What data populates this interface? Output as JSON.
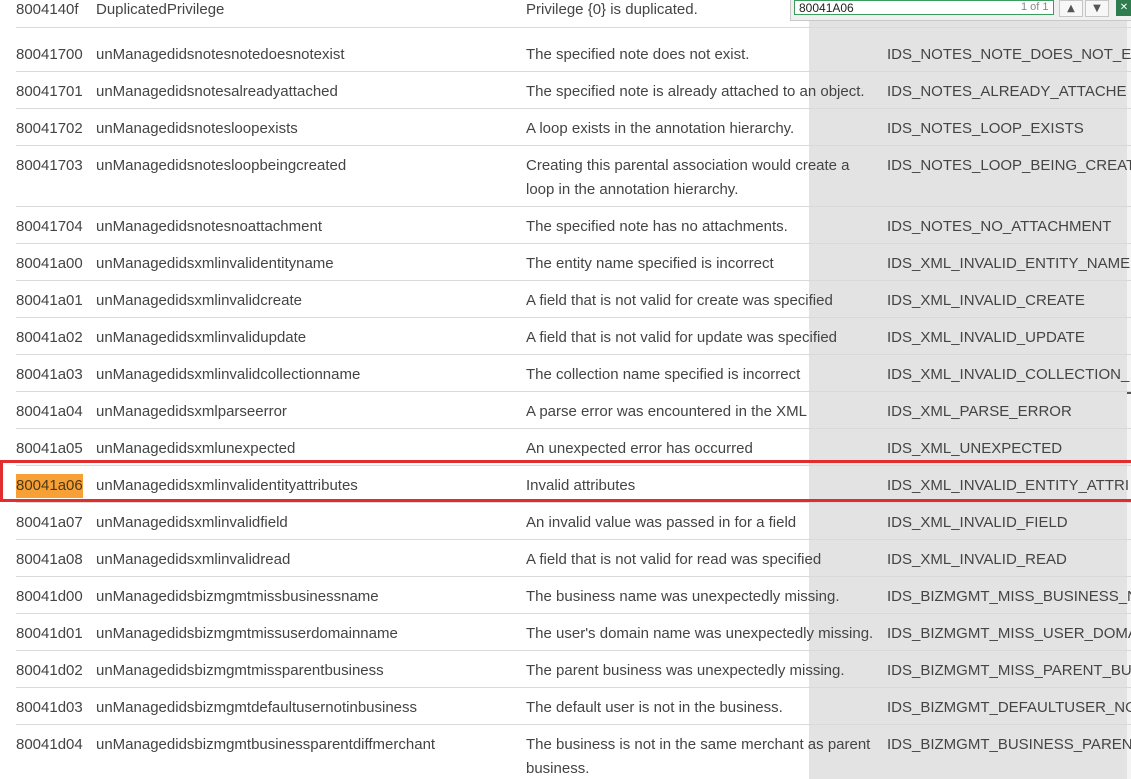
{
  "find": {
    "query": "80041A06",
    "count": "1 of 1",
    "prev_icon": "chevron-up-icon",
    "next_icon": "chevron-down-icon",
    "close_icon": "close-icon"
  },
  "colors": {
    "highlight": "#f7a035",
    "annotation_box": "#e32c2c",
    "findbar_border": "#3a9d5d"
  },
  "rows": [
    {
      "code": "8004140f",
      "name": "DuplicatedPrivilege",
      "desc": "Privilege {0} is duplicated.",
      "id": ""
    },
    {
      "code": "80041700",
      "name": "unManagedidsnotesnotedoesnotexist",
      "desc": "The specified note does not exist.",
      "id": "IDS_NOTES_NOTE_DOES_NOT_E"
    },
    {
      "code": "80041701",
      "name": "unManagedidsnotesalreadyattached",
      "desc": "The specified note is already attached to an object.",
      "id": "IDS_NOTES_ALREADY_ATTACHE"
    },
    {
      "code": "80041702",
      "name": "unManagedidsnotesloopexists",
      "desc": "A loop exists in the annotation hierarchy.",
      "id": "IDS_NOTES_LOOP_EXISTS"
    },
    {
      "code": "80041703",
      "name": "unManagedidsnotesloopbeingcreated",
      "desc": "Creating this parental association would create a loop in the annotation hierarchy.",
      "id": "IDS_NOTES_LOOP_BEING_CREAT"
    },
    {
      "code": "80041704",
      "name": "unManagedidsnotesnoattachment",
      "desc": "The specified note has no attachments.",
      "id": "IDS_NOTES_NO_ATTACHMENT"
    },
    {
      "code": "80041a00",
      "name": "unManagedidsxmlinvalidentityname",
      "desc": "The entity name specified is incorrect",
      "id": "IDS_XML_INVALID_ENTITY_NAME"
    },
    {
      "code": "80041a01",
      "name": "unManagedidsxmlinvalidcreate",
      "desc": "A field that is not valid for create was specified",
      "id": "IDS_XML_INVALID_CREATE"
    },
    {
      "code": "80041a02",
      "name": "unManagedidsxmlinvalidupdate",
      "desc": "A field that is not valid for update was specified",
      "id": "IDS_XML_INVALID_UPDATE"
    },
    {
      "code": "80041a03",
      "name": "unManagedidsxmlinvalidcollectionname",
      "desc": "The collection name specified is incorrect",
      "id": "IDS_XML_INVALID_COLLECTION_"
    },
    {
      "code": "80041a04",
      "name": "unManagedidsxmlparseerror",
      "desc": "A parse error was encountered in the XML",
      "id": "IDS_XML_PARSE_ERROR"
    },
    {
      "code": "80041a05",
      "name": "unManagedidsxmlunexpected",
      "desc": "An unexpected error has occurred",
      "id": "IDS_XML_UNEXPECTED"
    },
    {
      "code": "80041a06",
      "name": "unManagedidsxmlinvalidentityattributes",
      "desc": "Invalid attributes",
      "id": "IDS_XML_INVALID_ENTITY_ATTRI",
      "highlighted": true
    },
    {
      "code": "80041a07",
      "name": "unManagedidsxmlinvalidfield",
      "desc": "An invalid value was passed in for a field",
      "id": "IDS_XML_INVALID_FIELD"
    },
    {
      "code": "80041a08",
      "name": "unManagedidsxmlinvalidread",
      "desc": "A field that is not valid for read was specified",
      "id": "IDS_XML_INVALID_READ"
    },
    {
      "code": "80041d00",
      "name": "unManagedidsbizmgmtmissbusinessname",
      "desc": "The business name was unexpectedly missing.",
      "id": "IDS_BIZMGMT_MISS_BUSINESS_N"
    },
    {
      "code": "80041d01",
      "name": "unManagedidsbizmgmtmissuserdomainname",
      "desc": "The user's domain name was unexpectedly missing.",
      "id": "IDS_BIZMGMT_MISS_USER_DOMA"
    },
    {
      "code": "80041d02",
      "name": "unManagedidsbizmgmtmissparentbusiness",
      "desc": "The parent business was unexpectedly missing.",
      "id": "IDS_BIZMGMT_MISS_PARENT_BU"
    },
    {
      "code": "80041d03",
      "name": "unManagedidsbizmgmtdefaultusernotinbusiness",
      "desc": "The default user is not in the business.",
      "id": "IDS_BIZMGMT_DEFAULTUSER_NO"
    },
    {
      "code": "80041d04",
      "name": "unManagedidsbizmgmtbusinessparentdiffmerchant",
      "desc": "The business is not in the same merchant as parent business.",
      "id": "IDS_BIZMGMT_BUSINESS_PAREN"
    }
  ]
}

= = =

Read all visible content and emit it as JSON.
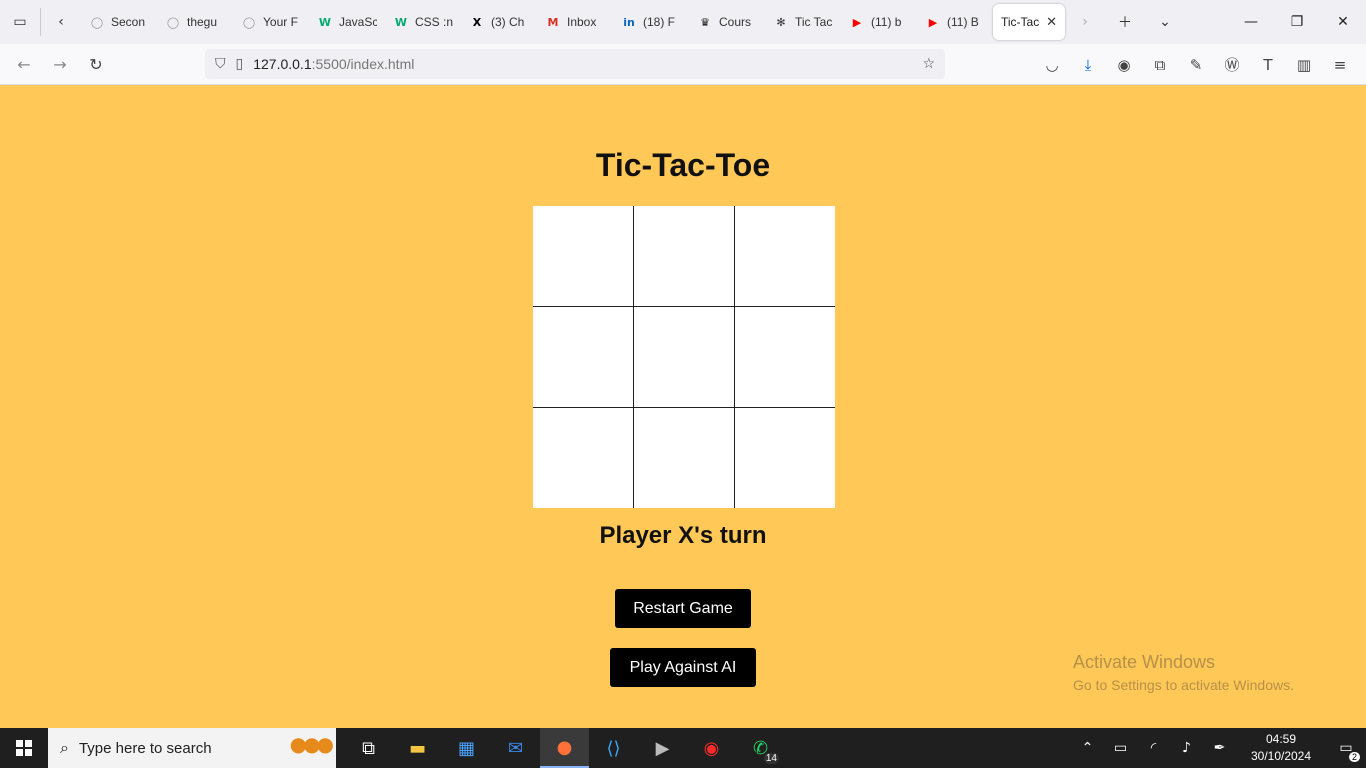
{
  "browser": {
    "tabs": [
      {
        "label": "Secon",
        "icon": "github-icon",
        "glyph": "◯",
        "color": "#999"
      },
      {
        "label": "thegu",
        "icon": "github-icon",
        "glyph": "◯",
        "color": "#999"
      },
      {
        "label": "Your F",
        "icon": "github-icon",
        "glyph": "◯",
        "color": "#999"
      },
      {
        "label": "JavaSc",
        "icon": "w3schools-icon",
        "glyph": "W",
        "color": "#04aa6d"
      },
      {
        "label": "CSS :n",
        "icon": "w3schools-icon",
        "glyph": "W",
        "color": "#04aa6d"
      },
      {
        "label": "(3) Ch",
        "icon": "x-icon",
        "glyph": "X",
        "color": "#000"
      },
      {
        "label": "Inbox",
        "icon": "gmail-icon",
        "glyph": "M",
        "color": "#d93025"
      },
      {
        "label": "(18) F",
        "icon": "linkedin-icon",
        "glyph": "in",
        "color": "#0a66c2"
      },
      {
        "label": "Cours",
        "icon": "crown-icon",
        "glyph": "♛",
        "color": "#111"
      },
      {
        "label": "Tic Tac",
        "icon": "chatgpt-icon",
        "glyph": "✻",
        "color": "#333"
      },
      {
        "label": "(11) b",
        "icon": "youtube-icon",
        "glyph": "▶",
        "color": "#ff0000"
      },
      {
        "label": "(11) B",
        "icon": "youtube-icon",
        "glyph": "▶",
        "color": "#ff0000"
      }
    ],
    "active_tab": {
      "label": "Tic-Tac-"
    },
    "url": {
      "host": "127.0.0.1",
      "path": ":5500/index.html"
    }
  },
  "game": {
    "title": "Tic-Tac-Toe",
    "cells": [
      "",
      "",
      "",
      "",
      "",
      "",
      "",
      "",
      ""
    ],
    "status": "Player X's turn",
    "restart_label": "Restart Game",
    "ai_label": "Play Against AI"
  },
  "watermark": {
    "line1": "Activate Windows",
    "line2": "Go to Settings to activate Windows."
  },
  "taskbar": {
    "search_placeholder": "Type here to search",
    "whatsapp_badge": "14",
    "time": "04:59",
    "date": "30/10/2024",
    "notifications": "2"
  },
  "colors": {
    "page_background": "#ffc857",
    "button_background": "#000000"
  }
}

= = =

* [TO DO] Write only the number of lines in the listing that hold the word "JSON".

* [TASK RESPONSE] 2